--- Given data Enclosed Below ---
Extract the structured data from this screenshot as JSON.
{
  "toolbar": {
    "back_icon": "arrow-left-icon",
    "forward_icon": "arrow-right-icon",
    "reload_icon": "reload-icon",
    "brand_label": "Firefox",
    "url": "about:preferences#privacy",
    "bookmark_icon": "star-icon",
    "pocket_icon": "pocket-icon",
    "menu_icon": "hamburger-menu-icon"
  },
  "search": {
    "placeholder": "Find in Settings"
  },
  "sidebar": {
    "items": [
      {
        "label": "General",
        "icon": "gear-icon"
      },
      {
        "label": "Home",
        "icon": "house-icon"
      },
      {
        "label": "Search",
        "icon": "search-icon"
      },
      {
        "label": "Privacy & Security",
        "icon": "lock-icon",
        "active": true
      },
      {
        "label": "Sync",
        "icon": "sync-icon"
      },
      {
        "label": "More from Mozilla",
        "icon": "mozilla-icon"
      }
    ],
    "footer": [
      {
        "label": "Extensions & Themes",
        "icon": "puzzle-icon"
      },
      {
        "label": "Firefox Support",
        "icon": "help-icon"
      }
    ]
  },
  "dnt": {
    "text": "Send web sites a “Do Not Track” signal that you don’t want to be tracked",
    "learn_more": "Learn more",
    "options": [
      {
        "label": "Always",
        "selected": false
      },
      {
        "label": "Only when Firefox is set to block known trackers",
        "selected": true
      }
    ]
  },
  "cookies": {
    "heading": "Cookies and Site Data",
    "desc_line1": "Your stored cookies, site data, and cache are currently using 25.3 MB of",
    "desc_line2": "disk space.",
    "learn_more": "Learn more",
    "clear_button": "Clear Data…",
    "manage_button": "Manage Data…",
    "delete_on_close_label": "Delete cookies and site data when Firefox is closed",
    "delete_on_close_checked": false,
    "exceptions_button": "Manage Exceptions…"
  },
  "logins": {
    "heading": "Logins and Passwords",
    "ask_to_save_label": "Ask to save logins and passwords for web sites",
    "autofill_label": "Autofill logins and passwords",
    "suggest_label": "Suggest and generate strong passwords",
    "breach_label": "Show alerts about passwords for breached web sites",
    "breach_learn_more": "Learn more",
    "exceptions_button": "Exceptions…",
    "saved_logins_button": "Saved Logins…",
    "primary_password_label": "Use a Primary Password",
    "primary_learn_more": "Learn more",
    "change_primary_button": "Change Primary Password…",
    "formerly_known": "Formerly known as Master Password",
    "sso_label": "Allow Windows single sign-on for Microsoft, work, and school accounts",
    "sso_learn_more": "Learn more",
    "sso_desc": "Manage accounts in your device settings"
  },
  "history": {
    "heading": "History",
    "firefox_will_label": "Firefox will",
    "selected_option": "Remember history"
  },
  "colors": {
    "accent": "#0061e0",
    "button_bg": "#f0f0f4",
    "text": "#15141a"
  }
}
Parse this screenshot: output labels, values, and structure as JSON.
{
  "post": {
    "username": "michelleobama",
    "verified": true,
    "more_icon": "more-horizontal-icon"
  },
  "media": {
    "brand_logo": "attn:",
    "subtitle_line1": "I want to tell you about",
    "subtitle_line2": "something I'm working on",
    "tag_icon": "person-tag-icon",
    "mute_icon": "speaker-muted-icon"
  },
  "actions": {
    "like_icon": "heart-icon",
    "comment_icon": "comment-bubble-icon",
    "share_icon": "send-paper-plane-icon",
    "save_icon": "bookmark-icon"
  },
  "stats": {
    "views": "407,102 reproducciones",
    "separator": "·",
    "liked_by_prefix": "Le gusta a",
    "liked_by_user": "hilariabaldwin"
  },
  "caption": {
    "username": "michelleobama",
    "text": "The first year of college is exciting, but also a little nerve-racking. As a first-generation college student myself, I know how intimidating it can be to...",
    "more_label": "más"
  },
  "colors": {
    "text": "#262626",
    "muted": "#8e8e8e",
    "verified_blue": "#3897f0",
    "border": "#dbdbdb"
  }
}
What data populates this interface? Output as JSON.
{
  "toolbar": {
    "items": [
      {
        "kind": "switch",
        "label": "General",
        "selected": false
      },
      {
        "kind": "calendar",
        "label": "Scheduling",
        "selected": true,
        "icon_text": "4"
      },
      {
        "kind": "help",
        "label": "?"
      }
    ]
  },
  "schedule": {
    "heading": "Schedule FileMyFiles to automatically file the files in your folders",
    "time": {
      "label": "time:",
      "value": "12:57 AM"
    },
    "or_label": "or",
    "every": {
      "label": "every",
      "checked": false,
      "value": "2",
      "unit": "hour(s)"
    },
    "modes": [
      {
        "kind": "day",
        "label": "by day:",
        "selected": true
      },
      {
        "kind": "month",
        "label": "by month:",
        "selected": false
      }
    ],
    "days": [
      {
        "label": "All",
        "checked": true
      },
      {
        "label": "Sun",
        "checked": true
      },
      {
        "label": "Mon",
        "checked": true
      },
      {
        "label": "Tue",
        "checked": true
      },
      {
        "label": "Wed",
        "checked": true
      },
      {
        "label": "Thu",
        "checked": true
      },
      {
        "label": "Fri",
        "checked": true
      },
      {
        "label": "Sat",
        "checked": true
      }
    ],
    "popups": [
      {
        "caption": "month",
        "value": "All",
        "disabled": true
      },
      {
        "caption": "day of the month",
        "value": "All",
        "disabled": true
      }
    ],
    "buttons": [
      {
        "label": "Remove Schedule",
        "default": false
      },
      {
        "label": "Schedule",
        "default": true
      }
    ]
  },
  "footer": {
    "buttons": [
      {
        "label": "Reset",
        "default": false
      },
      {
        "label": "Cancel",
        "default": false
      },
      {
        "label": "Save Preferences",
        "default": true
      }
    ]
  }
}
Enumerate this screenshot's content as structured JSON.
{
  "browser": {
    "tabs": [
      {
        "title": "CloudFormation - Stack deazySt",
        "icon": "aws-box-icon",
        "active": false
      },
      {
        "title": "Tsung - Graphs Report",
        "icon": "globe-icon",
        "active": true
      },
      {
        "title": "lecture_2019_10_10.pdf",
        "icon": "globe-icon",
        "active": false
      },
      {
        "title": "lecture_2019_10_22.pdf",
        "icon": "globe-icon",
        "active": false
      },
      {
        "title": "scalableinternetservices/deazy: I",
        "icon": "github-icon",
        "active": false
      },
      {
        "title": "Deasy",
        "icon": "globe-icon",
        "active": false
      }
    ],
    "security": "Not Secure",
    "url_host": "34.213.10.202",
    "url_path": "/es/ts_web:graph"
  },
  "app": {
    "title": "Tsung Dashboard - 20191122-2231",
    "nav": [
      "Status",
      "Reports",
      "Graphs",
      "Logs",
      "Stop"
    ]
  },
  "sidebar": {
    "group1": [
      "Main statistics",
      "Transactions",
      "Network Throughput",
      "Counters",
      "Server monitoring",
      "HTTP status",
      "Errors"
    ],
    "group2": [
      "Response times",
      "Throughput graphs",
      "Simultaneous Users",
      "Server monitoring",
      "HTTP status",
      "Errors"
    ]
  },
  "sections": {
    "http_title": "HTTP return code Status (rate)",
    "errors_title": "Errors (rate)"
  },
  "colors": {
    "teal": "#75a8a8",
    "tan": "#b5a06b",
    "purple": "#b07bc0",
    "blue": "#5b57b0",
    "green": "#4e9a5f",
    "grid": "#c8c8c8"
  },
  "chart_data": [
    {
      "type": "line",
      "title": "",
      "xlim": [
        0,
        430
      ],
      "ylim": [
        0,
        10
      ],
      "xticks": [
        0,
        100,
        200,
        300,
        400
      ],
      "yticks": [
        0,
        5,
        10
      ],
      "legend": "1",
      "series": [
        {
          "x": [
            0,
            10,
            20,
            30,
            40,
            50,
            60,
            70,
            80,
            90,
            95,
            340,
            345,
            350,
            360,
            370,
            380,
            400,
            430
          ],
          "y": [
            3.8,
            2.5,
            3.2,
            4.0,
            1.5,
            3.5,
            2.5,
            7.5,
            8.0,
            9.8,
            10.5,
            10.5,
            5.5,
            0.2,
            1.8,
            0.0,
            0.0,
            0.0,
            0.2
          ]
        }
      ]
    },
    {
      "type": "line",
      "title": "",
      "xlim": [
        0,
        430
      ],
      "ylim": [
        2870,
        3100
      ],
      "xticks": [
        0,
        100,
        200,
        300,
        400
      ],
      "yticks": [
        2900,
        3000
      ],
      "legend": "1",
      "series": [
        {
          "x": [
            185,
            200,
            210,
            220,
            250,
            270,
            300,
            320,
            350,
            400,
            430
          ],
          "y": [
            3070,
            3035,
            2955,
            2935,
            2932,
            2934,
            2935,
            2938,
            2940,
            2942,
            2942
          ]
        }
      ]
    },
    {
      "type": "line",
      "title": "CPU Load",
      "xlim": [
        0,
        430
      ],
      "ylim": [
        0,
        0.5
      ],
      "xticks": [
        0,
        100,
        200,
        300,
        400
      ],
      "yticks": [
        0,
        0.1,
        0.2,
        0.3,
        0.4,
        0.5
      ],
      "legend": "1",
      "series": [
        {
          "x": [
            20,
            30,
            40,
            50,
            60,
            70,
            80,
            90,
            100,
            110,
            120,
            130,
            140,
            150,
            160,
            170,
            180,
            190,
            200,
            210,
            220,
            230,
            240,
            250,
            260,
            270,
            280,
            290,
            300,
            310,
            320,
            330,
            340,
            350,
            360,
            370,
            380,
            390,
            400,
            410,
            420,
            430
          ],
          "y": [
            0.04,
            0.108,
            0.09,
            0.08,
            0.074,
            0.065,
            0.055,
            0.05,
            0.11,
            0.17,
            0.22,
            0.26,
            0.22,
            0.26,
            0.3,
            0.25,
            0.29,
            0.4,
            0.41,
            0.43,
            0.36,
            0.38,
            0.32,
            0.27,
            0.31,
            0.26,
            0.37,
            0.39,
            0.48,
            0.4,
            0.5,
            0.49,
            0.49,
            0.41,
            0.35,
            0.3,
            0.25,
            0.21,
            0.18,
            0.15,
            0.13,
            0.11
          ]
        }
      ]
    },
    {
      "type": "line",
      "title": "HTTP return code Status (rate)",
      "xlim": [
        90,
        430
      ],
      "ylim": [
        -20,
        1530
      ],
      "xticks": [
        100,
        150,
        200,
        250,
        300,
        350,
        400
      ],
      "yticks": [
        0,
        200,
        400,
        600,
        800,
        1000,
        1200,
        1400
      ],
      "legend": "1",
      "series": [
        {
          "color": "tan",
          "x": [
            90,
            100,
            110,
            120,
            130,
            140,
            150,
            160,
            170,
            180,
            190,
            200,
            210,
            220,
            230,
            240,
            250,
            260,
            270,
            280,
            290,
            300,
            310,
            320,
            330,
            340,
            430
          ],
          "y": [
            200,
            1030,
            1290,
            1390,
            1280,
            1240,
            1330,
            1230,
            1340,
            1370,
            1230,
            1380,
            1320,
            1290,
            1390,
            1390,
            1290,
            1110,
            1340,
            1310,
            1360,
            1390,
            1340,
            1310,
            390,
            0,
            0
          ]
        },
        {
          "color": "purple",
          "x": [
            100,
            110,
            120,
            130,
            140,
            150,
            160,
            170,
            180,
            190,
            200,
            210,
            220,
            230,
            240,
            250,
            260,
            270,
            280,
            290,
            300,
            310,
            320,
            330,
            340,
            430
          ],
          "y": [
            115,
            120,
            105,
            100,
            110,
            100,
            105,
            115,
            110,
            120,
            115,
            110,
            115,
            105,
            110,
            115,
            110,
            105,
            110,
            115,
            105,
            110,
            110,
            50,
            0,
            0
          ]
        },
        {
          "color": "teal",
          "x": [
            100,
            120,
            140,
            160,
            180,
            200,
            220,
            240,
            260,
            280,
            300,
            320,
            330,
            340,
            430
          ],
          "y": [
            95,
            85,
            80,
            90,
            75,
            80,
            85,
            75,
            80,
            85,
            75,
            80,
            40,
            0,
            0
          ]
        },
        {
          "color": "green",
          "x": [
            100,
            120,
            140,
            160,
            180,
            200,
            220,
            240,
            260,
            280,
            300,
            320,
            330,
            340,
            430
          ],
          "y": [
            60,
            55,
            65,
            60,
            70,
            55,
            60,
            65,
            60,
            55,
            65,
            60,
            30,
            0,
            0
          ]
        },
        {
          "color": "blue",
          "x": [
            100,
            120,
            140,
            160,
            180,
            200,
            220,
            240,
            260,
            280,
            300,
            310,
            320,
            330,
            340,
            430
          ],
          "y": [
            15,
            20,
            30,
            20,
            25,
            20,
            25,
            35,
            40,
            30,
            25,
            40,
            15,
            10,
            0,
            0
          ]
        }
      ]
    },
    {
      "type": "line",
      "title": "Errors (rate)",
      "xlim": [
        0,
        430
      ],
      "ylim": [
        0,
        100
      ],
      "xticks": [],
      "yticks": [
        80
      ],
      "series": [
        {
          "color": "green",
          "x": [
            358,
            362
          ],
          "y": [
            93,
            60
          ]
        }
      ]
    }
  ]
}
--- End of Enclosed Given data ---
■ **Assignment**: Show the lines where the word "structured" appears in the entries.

■ **Exercise result**:
Extract the structured data from this screenshot as JSON.
Enumerate this screenshot's content as structured JSON.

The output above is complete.